_TASK REQUIREMENTS_
Reproduce every entry word for word.

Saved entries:
↓↓↓

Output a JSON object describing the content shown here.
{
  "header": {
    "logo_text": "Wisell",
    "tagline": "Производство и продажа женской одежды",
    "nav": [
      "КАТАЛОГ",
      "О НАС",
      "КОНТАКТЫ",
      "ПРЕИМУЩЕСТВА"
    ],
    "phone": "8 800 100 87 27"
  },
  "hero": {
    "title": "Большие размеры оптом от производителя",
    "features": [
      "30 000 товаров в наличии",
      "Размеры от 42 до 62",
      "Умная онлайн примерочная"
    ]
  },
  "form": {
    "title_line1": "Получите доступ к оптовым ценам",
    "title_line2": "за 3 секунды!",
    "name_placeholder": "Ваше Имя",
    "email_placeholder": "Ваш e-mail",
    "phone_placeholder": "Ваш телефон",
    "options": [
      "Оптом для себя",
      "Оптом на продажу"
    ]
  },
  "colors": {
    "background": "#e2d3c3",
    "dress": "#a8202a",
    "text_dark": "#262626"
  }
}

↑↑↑

_EXERCISE OUTPUT_
Output a JSON object describing the content shown here.
{
  "header": {
    "logo_text": "Wisell",
    "tagline": "Производство и продажа женской одежды",
    "nav": [
      "КАТАЛОГ",
      "О НАС",
      "КОНТАКТЫ",
      "ПРЕИМУЩЕСТВА"
    ],
    "phone": "8 800 100 87 27"
  },
  "hero": {
    "title": "Большие размеры оптом от производителя",
    "features": [
      "30 000 товаров в наличии",
      "Размеры от 42 до 62",
      "Умная онлайн примерочная"
    ]
  },
  "form": {
    "title_line1": "Получите доступ к оптовым ценам",
    "title_line2": "за 3 секунды!",
    "name_placeholder": "Ваше Имя",
    "email_placeholder": "Ваш e-mail",
    "phone_placeholder": "Ваш телефон",
    "options": [
      "Оптом для себя",
      "Оптом на продажу"
    ]
  },
  "colors": {
    "background": "#e2d3c3",
    "dress": "#a8202a",
    "text_dark": "#262626"
  }
}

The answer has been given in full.